New Superbug Prompts Warnings of 'Post-Antibiotic Era'
Mutation defeats drugs of last resort
By Rob Quinn,  Newser Staff
Posted Nov 20, 2015 4:03 AM CST
This illustration released by the Centers for Disease Control depicts a group of drug-resistant Enterobacteriaceae bacteria.   (AP Photo/Centers for Disease Control)

(Newser) – Less than 90 years after Alexander Fleming discovered penicillin, the world is on the verge of returning to an era without antibiotics, scientists warn.
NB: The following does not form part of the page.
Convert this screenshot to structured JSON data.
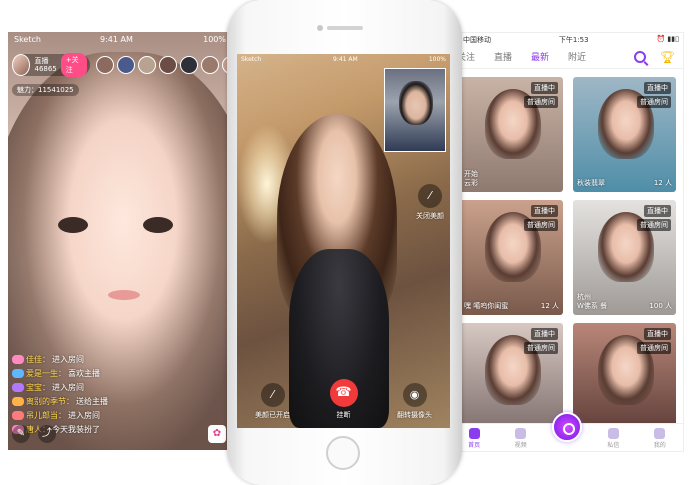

Researchers have discovered bacteria in China that can defeat even the "antibiotic of last resort," reports the BBC, which describes the development as the possible start of an "antibiotic apocalypse." MCR-1, the mutated gene that resists colistin, the antibiotic used when others fail, appears to already be widespread among livestock in China and is beginning to appear in an alarming number of human infections, the New Scientist reports.

If the mutation spreads worldwide, "which is a case of when not if, and the gene aligns itself with other [antibiotic-resistant] genes, which is inevitable, then we will have very likely reached the start of the post-antibiotic era," researcher Timothy Walsh tells the BBC. But it isn't time to panic, according to Maddie Stone at Gizmodo, who notes that a powerful new class of antibiotics is currently being developed, and there may be many more in the pipeline. The discovery of MCR-1, however, suggests it's time to "stop letting the livestock industry throw all of our useful antibiotics down the drain," she writes. (Subway has become the latest chain to announce a switch to antibiotic-free meat.)